cron and at differ in one respect. cron is based on an absolute timetable whereas at is relative. For example, a cron entry would execute a command every Thursday in February. An at entry would run a specific command exactly 23 hours and 17 minutes from now.
Debian comes with several housekeeping cron entries enabled by default. Each of these entries may be viewed by logging in as the appropriate user (likely root) and running the crontab command.
Any user may view the system's scheduled tasks by looking at the files /etc/crontab and /etc/cron.*/
crontab(1) - tool to maintain crontab files for individual users
crontab(5) - syntax of tables for driving cron
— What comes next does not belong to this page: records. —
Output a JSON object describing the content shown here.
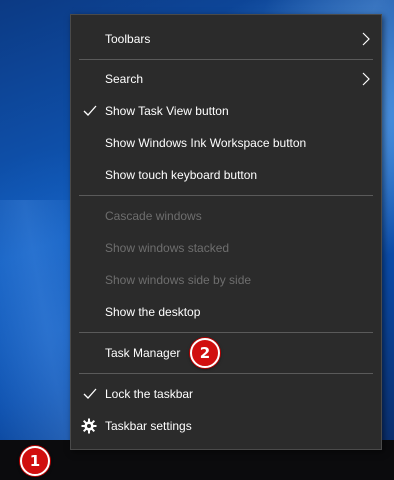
{
  "menu": {
    "items": [
      {
        "label": "Toolbars",
        "submenu": true
      },
      {
        "label": "Search",
        "submenu": true
      },
      {
        "label": "Show Task View button",
        "checked": true
      },
      {
        "label": "Show Windows Ink Workspace button"
      },
      {
        "label": "Show touch keyboard button"
      },
      {
        "label": "Cascade windows",
        "disabled": true
      },
      {
        "label": "Show windows stacked",
        "disabled": true
      },
      {
        "label": "Show windows side by side",
        "disabled": true
      },
      {
        "label": "Show the desktop"
      },
      {
        "label": "Task Manager"
      },
      {
        "label": "Lock the taskbar",
        "checked": true
      },
      {
        "label": "Taskbar settings",
        "icon": "gear-icon"
      }
    ]
  },
  "badges": {
    "taskbar_badge": "1",
    "task_manager_badge": "2"
  },
  "colors": {
    "menu_background": "#2b2b2b",
    "menu_text": "#ffffff",
    "disabled_text": "#6e6e6e",
    "badge_red": "#d10f0f",
    "taskbar": "#0b0b0d"
  }
}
It's also worth mentioning anacron here, as well. anacron allows tasks to be scheduled and performed when the system is not running 24 hours a day, 7 days a week (It's installed by default by Debian-Installer on laptops, and with the desktops task).
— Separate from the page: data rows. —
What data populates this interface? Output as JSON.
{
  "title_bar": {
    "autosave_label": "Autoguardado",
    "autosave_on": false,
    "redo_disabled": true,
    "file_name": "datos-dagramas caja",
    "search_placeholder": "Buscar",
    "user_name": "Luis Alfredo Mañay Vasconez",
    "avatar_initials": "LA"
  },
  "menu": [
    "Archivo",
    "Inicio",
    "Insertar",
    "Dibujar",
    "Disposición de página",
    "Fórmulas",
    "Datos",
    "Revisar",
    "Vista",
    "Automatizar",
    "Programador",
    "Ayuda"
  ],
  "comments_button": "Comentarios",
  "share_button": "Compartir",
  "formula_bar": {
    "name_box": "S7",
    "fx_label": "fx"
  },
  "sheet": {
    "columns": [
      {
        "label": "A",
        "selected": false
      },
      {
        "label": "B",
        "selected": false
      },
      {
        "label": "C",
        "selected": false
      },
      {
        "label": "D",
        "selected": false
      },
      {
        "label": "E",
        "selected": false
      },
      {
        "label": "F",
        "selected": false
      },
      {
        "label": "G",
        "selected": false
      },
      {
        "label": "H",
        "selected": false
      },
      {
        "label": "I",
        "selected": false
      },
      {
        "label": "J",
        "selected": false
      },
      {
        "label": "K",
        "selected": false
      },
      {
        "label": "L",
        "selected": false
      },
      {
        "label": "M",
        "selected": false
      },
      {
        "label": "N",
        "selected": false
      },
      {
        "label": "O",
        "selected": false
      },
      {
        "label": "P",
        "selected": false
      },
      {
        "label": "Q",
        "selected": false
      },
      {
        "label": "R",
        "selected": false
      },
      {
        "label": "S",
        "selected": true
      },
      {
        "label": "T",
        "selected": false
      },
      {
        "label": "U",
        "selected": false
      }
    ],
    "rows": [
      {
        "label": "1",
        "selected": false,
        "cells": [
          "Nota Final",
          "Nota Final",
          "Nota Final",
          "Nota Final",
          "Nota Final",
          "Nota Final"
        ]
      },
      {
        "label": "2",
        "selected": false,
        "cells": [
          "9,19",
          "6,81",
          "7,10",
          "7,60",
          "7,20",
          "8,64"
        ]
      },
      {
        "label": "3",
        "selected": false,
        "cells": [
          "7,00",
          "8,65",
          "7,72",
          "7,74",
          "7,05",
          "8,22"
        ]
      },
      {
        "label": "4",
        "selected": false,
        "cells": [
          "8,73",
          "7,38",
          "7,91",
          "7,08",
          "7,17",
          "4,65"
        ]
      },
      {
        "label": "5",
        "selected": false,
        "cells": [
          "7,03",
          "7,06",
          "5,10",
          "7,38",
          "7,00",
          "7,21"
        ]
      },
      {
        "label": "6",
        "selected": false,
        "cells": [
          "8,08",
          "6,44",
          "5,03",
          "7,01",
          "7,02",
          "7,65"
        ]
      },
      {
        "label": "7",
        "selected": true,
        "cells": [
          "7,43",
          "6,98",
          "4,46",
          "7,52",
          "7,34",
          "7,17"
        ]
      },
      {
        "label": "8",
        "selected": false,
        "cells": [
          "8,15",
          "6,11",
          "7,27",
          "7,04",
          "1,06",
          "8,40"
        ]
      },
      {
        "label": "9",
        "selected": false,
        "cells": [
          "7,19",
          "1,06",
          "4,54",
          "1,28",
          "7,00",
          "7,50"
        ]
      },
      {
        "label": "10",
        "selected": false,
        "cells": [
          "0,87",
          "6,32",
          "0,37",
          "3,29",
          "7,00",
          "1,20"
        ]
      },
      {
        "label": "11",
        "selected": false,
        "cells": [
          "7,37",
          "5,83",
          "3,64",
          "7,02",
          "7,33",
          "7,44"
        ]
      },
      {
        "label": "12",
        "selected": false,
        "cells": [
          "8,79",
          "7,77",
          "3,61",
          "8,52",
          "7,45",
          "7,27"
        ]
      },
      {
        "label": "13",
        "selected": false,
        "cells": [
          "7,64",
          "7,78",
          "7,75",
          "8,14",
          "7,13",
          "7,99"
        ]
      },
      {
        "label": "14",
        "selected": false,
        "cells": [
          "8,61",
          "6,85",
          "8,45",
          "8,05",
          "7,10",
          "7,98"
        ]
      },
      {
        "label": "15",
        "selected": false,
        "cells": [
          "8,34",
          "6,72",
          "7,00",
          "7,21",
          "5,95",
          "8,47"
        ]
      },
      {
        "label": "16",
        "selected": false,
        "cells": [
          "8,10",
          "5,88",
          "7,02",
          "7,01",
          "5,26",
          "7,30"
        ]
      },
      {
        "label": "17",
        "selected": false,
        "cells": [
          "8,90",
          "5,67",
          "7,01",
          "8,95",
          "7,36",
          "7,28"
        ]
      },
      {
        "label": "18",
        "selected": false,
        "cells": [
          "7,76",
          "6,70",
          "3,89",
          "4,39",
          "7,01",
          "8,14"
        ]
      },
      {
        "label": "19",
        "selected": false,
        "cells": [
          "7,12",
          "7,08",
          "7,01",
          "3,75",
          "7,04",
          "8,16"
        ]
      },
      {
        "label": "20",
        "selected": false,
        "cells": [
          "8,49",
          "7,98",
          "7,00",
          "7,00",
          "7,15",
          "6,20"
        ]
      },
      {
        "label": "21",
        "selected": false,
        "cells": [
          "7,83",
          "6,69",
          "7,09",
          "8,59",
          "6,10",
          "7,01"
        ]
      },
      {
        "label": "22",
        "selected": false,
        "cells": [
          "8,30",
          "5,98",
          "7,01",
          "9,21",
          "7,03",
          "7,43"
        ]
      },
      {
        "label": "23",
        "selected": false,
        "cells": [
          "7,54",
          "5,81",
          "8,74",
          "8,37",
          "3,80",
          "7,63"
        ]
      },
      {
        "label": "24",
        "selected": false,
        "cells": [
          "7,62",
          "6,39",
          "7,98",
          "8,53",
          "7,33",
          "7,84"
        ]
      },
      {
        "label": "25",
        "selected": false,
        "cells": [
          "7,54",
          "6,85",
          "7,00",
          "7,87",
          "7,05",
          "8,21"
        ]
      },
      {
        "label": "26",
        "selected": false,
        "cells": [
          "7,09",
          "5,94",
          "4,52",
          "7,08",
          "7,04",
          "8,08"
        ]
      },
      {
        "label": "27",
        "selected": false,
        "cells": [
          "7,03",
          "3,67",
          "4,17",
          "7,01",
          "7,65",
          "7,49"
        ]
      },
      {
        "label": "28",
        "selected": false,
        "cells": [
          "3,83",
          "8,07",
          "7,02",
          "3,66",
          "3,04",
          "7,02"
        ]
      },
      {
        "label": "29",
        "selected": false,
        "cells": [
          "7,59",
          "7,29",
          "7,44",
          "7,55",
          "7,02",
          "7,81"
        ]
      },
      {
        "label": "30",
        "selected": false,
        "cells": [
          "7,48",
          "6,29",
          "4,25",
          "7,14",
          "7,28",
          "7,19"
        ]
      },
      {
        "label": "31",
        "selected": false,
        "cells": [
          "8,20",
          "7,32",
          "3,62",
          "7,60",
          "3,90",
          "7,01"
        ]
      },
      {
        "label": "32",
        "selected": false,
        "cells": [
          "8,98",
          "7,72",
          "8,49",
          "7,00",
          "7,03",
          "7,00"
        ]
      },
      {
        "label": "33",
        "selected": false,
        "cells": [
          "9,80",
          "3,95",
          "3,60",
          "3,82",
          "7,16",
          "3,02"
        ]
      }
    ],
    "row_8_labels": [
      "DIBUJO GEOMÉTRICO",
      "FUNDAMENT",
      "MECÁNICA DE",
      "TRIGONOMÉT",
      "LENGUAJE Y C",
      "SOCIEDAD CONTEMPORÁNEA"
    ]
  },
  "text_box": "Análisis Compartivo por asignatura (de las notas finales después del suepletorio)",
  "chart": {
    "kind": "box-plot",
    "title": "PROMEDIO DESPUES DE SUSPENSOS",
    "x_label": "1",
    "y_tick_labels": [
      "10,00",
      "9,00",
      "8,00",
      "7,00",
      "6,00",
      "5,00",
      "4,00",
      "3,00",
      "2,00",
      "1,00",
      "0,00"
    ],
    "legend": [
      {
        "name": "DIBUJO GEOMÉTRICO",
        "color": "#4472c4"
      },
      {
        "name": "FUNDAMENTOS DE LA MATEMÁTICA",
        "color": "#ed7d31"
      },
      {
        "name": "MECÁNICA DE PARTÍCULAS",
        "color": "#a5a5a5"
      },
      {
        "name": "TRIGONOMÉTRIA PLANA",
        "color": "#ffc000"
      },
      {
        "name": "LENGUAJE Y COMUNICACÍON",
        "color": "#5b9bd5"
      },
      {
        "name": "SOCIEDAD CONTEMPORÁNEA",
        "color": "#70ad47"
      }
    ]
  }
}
Any user may view the system's scheduled tasks by looking at the /etc/anacrontab file:
$ cat /etc/anacrontab
at (and batch) execute a command at a later time (once). Debian does not come with any at entries enabled on a standard installation.
To view any at entries that you have submitted, use the atq command.
at(1) - manpage
cron - Time-based job scheduling in Debian